> **Your objective**: Across the records that follow, determine how many lines contain "true" and give only the resulting number.

Component data from apps and pages
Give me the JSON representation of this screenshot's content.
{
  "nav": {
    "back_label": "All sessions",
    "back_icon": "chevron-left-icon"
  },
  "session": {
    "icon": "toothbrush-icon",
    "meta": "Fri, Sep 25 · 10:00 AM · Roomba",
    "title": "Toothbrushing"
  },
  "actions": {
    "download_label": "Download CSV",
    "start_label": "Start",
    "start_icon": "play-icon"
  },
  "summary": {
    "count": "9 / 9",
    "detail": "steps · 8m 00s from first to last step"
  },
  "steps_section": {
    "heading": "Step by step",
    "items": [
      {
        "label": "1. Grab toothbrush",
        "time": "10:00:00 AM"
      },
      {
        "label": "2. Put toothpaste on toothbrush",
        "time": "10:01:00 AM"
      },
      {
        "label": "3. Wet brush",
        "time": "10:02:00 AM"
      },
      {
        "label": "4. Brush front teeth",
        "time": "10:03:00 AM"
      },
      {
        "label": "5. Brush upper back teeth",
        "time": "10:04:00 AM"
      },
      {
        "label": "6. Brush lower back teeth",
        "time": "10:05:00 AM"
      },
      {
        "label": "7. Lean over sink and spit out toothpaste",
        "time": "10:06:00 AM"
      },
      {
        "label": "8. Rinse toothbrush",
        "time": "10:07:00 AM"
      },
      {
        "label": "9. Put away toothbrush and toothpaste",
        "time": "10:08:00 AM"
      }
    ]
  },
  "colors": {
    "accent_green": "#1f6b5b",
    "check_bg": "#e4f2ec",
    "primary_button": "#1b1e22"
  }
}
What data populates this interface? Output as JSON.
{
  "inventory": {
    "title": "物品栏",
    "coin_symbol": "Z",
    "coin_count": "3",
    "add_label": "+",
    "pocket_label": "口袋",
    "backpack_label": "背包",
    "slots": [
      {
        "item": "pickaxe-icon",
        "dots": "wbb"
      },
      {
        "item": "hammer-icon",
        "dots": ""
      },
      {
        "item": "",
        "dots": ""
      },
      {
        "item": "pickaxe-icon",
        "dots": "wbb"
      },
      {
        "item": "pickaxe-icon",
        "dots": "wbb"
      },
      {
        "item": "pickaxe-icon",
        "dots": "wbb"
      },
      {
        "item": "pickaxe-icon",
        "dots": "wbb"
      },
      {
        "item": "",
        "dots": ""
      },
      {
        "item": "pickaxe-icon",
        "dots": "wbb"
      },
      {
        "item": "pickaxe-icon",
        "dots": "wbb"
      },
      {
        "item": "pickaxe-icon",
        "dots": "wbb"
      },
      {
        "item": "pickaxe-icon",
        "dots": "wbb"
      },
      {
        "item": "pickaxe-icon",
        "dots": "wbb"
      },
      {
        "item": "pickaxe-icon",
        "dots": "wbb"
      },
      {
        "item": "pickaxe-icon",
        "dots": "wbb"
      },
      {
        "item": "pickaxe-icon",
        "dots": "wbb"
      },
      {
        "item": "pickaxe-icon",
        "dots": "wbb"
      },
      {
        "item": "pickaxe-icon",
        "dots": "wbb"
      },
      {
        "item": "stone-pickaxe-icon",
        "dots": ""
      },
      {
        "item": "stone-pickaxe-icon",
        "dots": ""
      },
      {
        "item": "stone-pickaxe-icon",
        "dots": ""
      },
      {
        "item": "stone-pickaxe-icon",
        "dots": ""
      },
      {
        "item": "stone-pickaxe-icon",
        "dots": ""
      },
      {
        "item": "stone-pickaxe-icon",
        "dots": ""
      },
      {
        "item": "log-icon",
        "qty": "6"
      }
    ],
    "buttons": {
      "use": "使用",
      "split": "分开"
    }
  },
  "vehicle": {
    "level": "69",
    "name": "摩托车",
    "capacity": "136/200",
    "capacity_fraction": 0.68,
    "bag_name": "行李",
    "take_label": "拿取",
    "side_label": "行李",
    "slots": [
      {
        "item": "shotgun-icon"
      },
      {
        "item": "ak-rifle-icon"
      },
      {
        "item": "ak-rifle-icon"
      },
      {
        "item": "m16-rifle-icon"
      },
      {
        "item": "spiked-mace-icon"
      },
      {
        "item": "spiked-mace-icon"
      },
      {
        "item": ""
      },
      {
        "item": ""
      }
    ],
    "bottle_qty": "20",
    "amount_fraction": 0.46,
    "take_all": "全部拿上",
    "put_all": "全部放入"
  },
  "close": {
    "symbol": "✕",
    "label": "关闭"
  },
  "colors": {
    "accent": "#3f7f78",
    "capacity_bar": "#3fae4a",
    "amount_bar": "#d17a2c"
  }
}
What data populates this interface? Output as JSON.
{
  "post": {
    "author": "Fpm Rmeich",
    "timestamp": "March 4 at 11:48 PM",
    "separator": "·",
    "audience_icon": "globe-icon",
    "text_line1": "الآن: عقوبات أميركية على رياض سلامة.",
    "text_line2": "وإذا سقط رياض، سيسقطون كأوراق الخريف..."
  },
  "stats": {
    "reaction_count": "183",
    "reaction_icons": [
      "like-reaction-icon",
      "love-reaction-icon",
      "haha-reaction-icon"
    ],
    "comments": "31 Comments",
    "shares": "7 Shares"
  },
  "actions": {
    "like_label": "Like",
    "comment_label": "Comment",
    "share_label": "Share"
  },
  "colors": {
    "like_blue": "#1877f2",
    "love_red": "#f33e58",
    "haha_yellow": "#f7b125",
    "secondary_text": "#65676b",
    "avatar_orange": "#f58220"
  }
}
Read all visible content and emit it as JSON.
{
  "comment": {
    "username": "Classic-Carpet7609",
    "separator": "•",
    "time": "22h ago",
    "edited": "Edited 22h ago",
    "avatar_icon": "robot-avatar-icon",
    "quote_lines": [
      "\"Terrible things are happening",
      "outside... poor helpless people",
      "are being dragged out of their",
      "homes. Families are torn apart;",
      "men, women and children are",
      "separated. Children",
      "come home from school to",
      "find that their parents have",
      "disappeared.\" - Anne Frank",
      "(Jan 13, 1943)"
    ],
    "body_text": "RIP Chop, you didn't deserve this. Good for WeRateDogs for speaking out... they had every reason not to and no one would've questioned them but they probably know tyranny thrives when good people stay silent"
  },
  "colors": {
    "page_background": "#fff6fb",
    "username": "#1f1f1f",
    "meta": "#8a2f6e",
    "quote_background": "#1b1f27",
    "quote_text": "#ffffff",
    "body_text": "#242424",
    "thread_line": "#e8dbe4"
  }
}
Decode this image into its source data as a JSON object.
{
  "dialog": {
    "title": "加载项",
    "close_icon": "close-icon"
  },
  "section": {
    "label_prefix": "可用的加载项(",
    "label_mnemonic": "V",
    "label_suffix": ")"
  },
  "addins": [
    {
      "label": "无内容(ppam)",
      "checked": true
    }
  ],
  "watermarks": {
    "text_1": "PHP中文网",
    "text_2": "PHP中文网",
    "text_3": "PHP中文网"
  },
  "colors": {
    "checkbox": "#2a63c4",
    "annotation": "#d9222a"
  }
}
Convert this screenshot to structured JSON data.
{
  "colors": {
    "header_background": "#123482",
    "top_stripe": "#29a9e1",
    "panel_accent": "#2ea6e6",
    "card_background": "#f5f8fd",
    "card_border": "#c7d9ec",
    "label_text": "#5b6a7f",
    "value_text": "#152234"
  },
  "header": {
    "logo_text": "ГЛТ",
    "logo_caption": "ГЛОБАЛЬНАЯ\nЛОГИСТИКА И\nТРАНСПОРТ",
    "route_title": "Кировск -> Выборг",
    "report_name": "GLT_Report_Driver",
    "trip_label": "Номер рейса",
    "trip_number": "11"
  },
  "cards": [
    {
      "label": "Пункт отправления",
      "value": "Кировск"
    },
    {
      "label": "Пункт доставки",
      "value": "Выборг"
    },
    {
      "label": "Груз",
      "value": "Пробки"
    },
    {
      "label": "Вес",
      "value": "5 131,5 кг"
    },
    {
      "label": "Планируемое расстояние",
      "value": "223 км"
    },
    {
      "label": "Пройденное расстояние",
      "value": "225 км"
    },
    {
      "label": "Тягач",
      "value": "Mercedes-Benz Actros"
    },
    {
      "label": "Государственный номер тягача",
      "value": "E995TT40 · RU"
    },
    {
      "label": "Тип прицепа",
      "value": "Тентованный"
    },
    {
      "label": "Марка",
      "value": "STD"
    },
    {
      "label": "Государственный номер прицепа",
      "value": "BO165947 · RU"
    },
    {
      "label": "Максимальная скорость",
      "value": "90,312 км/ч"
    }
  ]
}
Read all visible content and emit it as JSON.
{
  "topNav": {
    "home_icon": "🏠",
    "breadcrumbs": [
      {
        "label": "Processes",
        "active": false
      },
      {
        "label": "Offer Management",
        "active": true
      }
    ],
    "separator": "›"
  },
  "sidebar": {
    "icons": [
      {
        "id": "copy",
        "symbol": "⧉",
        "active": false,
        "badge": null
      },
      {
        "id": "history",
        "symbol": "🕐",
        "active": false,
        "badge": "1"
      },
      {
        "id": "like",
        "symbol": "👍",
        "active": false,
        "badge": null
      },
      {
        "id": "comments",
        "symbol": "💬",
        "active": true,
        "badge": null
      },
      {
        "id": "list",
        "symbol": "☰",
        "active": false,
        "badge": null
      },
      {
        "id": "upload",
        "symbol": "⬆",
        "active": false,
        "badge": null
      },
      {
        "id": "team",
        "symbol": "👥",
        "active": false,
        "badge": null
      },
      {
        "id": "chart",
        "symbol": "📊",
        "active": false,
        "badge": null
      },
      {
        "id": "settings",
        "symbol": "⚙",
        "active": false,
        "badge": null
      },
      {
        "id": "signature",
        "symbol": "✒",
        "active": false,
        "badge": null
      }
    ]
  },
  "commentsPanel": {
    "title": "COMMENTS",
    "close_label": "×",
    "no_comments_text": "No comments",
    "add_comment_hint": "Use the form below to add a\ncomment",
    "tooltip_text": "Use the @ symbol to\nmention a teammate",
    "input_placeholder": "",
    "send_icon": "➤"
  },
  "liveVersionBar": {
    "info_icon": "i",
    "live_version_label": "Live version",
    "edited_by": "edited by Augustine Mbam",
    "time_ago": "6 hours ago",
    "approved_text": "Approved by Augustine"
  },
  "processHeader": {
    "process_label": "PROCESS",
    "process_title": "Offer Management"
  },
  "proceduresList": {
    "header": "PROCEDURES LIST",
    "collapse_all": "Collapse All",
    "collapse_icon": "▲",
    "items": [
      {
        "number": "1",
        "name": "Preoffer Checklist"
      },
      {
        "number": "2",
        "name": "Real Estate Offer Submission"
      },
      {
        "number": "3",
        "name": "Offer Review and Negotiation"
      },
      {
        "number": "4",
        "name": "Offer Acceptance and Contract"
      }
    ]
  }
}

> **Result for this exercise**: 3